That's just a first step. Next you want them to be able to evaluate. So I push teachers to look at the levels of Bloom's Taxonomy that involve the analysis and evaluation type of questions. That's when you're pushing kids' thinking. For instance, if you ask, "To what extent was George Washington successful as the first president of the United States?" that's a much higher-level question. It requires a student to evaluate, to create a set of criteria for what makes someone a great president, to possess knowledge about George Washington, and to evaluate his performance against that set of criteria.
I suggest that teachers really think about questions that hit four specific criteria. Questions should
- be open-ended, with no right or wrong answer, which prompts exploration in different directions
- require synthesis of information, an understanding of how pieces fit together
- be "alive in their disciplines," which means perpetually arguable, with themes that will recur throughout a student's lifetime and always be relevant
- be age-appropriate
Begin providing them with a piece of content that is relevant so you can dive in and ask, "How is this relevant to other content areas? How is this going to be relevant to you when you go home?" Then develop questions that have students make those connections.What are the benefits to teachers in using the critical-thinking model in the classroom?
The content becomes more relevant for every child in the classroom and for the teacher as well. It pushes your practice. When you have students taking on the onus for their own learning, questioning and thinking and formulating their own arguments, then they're the ones who come up with new ways to learn the material. As a teacher, it's an incredibly enriching experience because you see your content going in directions that you may never have thought of.
Also, I think there's the misconception that teaching critical thinking is more work. But if teachers have some tools, like questioning tools, and are creating ways for students to formulate arguments in response to essential questions, that is really what can drive the content. So just infusing questioning into lessons and not changing entire lesson plans, not changing entire scope and sequences for the curriculum, that's where the magic happens.What are some of the hardest things for new teachers learning how to teach critical thinking to their students?
It requires them to step back and let the students do the work. For a teacher who's used to being the agent of knowledge, it can be hard for them to take a backseat to the learning that's happening in the classroom and also to trust that students can do it.Is it possible to both teach students critical thinking and prepare them for the state tests?
You can make sure students are ready for the state tests as well as infuse critical thinking into the curriculum. Most of those tests are very knowledge-based; they don't require kids to do much critical thinking. So you can ramp up the content by having the kids analyze it and evaluate it. When they do that, the learning sticks.Can critical thinking be leveraged in STEM classes?

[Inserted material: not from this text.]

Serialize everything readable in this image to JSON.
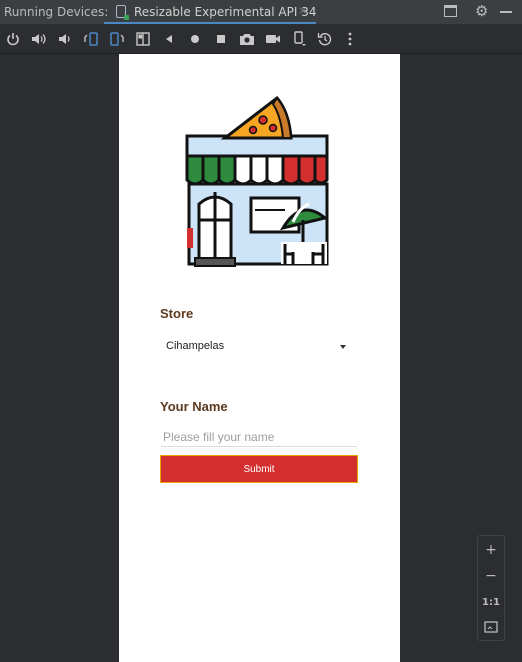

Can you give some examples?
Our geometry class frames every unit with an essential question. One is, "What is the ideal shape of a honeycomb?" So within that unit, students are learning about perimeter, how to calculate the area of a shape. Once they learn those skills, they're able to understand how to create the ideal shape of a honeycomb and that bees do this, too. And this matters because it isn't just happening in math class but also in the natural world, and you can observe it.
An example in a physics class might be something like this: Students are faced with a problem and a challenge of creating a bridge. So they create a bridge out of balsa wood after learning about how bridges are formed and all the relevant physics formulas and physics content. Their job is to apply that content in creating the bridge. Essentially, what they're doing is evaluating the extent to which things they've learned are going to come into play in building this bridge. The success of a student's bridge depends on how s/he has applied these skills within the laws of physics.